◆ Your task ◆
Set the following entries down again exactly, line by line.

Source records
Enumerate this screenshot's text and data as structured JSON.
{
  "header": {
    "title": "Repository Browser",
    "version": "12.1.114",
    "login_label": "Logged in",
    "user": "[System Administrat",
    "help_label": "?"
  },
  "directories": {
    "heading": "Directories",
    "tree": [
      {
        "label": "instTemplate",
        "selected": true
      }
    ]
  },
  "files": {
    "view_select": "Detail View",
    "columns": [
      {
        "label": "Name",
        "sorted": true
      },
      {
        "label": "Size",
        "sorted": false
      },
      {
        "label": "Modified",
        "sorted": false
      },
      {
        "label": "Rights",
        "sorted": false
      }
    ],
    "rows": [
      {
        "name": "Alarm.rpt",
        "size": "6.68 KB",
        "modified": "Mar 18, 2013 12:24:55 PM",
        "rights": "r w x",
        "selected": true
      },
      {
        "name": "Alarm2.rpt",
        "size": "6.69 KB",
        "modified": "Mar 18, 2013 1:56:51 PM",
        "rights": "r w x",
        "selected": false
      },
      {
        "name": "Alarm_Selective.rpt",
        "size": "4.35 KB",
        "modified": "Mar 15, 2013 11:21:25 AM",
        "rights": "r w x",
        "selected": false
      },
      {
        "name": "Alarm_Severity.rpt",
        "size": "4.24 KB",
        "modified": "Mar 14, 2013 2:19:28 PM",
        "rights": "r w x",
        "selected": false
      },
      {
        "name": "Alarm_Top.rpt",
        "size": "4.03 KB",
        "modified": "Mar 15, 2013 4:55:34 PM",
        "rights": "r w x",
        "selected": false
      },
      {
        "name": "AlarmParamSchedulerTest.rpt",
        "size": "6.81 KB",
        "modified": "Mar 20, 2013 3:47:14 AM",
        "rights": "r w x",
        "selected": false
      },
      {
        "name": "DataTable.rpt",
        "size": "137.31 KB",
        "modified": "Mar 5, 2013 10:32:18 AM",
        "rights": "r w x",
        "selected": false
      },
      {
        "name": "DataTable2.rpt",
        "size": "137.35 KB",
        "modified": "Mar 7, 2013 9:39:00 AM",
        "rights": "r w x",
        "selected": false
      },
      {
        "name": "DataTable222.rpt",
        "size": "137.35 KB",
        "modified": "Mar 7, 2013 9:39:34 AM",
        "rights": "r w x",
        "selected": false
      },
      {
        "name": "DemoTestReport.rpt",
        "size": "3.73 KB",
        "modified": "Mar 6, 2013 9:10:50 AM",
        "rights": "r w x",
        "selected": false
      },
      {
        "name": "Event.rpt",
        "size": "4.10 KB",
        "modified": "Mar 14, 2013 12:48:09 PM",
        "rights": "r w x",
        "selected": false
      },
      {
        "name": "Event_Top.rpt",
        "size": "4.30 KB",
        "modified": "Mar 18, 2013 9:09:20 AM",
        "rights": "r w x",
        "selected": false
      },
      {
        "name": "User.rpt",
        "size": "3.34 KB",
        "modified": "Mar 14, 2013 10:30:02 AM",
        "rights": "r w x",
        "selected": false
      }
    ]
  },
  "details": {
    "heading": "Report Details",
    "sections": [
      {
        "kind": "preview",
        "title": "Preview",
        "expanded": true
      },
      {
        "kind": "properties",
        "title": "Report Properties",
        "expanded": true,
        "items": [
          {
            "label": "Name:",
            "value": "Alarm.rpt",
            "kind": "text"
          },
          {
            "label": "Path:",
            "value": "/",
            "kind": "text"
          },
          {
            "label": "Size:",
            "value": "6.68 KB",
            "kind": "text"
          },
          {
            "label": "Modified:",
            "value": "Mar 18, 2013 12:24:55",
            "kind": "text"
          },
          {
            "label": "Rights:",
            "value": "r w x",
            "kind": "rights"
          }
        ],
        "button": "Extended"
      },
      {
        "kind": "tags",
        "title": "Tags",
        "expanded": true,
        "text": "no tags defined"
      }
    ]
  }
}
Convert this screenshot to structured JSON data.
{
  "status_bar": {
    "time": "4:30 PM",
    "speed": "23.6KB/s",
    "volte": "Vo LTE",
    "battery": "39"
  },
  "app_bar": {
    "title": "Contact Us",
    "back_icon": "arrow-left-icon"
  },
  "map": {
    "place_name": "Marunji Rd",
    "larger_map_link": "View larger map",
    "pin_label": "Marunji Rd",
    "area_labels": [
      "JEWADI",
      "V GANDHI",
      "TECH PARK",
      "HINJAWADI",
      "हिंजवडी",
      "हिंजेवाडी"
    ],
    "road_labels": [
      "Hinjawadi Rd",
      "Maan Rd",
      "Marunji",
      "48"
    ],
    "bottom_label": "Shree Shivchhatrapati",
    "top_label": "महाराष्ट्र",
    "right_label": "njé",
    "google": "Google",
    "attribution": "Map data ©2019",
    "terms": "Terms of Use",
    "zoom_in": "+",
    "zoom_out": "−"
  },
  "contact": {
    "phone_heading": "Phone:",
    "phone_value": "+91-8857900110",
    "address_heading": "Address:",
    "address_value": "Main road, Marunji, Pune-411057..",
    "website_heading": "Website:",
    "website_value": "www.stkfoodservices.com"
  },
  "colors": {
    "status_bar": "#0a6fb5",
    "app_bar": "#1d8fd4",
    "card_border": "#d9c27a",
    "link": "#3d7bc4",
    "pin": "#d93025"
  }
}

◆ Solution below ◆
Enumerate this screenshot's text and data as structured JSON.
{
  "header": {
    "title": "Repository Browser",
    "version": "12.1.114",
    "login_label": "Logged in",
    "user": "[System Administrat",
    "help_label": "?"
  },
  "directories": {
    "heading": "Directories",
    "tree": [
      {
        "label": "instTemplate",
        "selected": true
      }
    ]
  },
  "files": {
    "view_select": "Detail View",
    "columns": [
      {
        "label": "Name",
        "sorted": true
      },
      {
        "label": "Size",
        "sorted": false
      },
      {
        "label": "Modified",
        "sorted": false
      },
      {
        "label": "Rights",
        "sorted": false
      }
    ],
    "rows": [
      {
        "name": "Alarm.rpt",
        "size": "6.68 KB",
        "modified": "Mar 18, 2013 12:24:55 PM",
        "rights": "r w x",
        "selected": true
      },
      {
        "name": "Alarm2.rpt",
        "size": "6.69 KB",
        "modified": "Mar 18, 2013 1:56:51 PM",
        "rights": "r w x",
        "selected": false
      },
      {
        "name": "Alarm_Selective.rpt",
        "size": "4.35 KB",
        "modified": "Mar 15, 2013 11:21:25 AM",
        "rights": "r w x",
        "selected": false
      },
      {
        "name": "Alarm_Severity.rpt",
        "size": "4.24 KB",
        "modified": "Mar 14, 2013 2:19:28 PM",
        "rights": "r w x",
        "selected": false
      },
      {
        "name": "Alarm_Top.rpt",
        "size": "4.03 KB",
        "modified": "Mar 15, 2013 4:55:34 PM",
        "rights": "r w x",
        "selected": false
      },
      {
        "name": "AlarmParamSchedulerTest.rpt",
        "size": "6.81 KB",
        "modified": "Mar 20, 2013 3:47:14 AM",
        "rights": "r w x",
        "selected": false
      },
      {
        "name": "DataTable.rpt",
        "size": "137.31 KB",
        "modified": "Mar 5, 2013 10:32:18 AM",
        "rights": "r w x",
        "selected": false
      },
      {
        "name": "DataTable2.rpt",
        "size": "137.35 KB",
        "modified": "Mar 7, 2013 9:39:00 AM",
        "rights": "r w x",
        "selected": false
      },
      {
        "name": "DataTable222.rpt",
        "size": "137.35 KB",
        "modified": "Mar 7, 2013 9:39:34 AM",
        "rights": "r w x",
        "selected": false
      },
      {
        "name": "DemoTestReport.rpt",
        "size": "3.73 KB",
        "modified": "Mar 6, 2013 9:10:50 AM",
        "rights": "r w x",
        "selected": false
      },
      {
        "name": "Event.rpt",
        "size": "4.10 KB",
        "modified": "Mar 14, 2013 12:48:09 PM",
        "rights": "r w x",
        "selected": false
      },
      {
        "name": "Event_Top.rpt",
        "size": "4.30 KB",
        "modified": "Mar 18, 2013 9:09:20 AM",
        "rights": "r w x",
        "selected": false
      },
      {
        "name": "User.rpt",
        "size": "3.34 KB",
        "modified": "Mar 14, 2013 10:30:02 AM",
        "rights": "r w x",
        "selected": false
      }
    ]
  },
  "details": {
    "heading": "Report Details",
    "sections": [
      {
        "kind": "preview",
        "title": "Preview",
        "expanded": true
      },
      {
        "kind": "properties",
        "title": "Report Properties",
        "expanded": true,
        "items": [
          {
            "label": "Name:",
            "value": "Alarm.rpt",
            "kind": "text"
          },
          {
            "label": "Path:",
            "value": "/",
            "kind": "text"
          },
          {
            "label": "Size:",
            "value": "6.68 KB",
            "kind": "text"
          },
          {
            "label": "Modified:",
            "value": "Mar 18, 2013 12:24:55",
            "kind": "text"
          },
          {
            "label": "Rights:",
            "value": "r w x",
            "kind": "rights"
          }
        ],
        "button": "Extended"
      },
      {
        "kind": "tags",
        "title": "Tags",
        "expanded": true,
        "text": "no tags defined"
      }
    ]
  }
}
Convert this screenshot to structured JSON data.
{
  "status_bar": {
    "time": "4:30 PM",
    "speed": "23.6KB/s",
    "volte": "Vo LTE",
    "battery": "39"
  },
  "app_bar": {
    "title": "Contact Us",
    "back_icon": "arrow-left-icon"
  },
  "map": {
    "place_name": "Marunji Rd",
    "larger_map_link": "View larger map",
    "pin_label": "Marunji Rd",
    "area_labels": [
      "JEWADI",
      "V GANDHI",
      "TECH PARK",
      "HINJAWADI",
      "हिंजवडी",
      "हिंजेवाडी"
    ],
    "road_labels": [
      "Hinjawadi Rd",
      "Maan Rd",
      "Marunji",
      "48"
    ],
    "bottom_label": "Shree Shivchhatrapati",
    "top_label": "महाराष्ट्र",
    "right_label": "njé",
    "google": "Google",
    "attribution": "Map data ©2019",
    "terms": "Terms of Use",
    "zoom_in": "+",
    "zoom_out": "−"
  },
  "contact": {
    "phone_heading": "Phone:",
    "phone_value": "+91-8857900110",
    "address_heading": "Address:",
    "address_value": "Main road, Marunji, Pune-411057..",
    "website_heading": "Website:",
    "website_value": "www.stkfoodservices.com"
  },
  "colors": {
    "status_bar": "#0a6fb5",
    "app_bar": "#1d8fd4",
    "card_border": "#d9c27a",
    "link": "#3d7bc4",
    "pin": "#d93025"
  }
}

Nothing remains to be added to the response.